> What the task requires
Pull every line with "emodel" from the entries below.

> Records for this exercise

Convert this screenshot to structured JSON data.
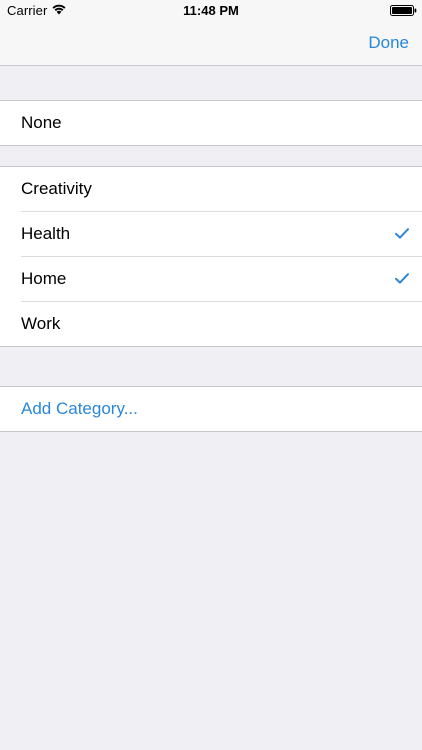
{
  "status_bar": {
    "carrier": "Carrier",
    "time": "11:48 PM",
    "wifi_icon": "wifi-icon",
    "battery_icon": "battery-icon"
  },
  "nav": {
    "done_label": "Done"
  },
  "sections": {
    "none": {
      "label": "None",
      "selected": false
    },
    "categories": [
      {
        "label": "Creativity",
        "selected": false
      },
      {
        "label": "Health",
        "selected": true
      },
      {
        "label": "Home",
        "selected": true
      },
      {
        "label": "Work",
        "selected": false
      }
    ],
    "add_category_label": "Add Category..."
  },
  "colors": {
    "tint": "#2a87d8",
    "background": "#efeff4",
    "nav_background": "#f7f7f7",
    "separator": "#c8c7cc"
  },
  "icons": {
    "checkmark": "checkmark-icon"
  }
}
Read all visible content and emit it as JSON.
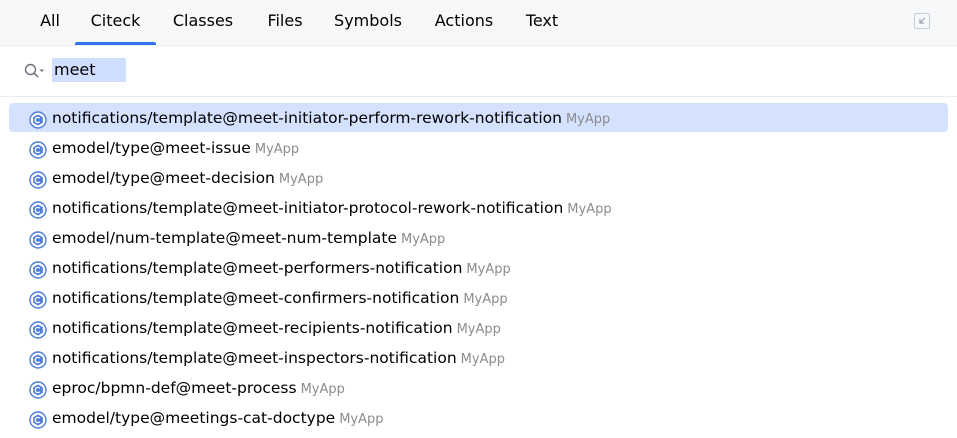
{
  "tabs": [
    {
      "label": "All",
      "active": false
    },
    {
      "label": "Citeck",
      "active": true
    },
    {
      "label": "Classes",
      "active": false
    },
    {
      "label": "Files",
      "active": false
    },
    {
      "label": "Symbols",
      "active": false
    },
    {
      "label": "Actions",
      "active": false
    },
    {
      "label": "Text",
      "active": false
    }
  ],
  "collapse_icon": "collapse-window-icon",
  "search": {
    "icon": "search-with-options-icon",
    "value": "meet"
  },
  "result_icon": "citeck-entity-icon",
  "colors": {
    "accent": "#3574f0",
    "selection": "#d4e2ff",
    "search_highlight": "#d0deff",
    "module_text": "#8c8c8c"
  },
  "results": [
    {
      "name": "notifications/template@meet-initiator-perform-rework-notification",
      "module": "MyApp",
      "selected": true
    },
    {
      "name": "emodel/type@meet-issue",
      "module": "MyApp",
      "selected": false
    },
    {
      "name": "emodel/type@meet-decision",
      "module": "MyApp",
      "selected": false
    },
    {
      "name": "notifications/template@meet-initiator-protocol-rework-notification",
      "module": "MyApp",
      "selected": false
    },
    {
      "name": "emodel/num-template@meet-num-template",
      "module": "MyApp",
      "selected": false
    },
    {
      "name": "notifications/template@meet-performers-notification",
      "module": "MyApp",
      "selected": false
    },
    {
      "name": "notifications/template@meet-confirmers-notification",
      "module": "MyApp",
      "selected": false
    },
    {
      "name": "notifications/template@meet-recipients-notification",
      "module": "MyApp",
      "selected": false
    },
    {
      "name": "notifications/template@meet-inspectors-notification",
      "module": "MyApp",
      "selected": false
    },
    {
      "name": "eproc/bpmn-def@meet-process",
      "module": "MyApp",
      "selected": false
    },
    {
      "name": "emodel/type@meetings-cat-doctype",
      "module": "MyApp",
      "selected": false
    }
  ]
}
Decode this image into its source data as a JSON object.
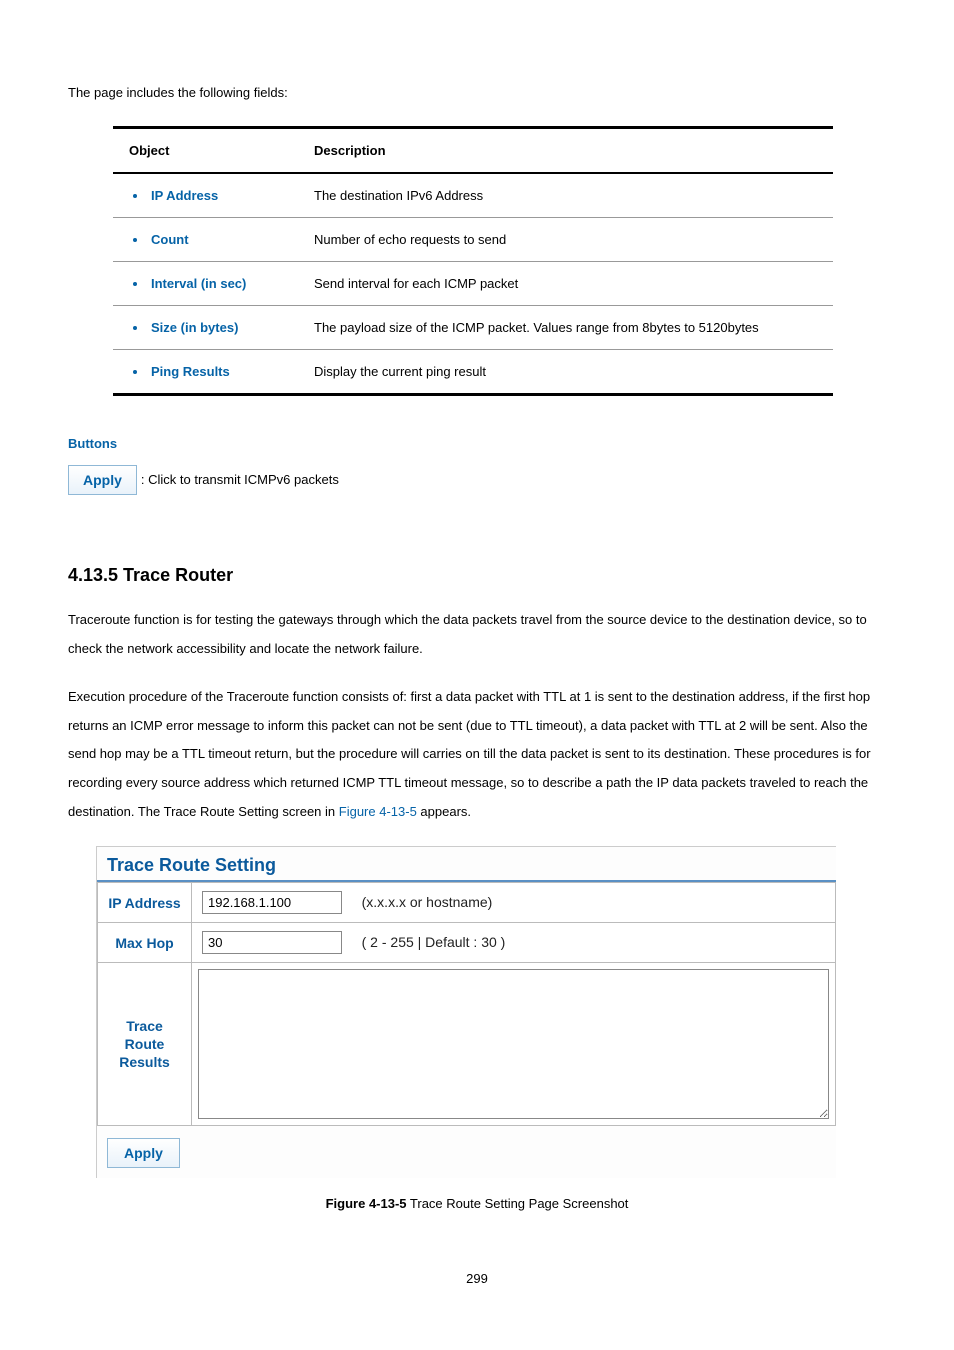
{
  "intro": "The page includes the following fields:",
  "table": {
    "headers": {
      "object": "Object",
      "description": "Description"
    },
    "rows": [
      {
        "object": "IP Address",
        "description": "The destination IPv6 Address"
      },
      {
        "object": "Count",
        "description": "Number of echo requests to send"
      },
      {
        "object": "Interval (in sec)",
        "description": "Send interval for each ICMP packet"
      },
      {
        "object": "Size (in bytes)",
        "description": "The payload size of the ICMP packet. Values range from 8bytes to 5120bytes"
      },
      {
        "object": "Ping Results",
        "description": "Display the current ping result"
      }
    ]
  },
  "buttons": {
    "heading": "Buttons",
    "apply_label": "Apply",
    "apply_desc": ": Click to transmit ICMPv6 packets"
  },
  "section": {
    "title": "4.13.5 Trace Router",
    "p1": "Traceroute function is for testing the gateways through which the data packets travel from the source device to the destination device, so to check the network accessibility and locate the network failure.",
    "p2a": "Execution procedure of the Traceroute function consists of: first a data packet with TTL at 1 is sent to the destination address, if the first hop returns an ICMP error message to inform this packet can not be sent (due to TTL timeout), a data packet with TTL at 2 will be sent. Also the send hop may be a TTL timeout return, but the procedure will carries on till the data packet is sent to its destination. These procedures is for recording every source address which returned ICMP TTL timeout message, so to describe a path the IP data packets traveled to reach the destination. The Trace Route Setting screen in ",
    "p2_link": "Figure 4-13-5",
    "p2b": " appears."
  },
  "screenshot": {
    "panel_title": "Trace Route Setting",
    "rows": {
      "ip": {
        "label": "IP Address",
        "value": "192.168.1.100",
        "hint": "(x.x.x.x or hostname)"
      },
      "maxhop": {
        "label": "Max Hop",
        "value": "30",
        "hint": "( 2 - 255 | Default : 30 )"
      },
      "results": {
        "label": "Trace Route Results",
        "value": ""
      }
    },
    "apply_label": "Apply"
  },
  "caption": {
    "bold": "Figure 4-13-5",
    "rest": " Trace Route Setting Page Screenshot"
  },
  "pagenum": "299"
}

> Solution below
      "name": "emodel/type@meet-issue",
      "name": "emodel/type@meet-decision",
      "name": "emodel/num-template@meet-num-template",
      "name": "emodel/type@meetings-cat-doctype",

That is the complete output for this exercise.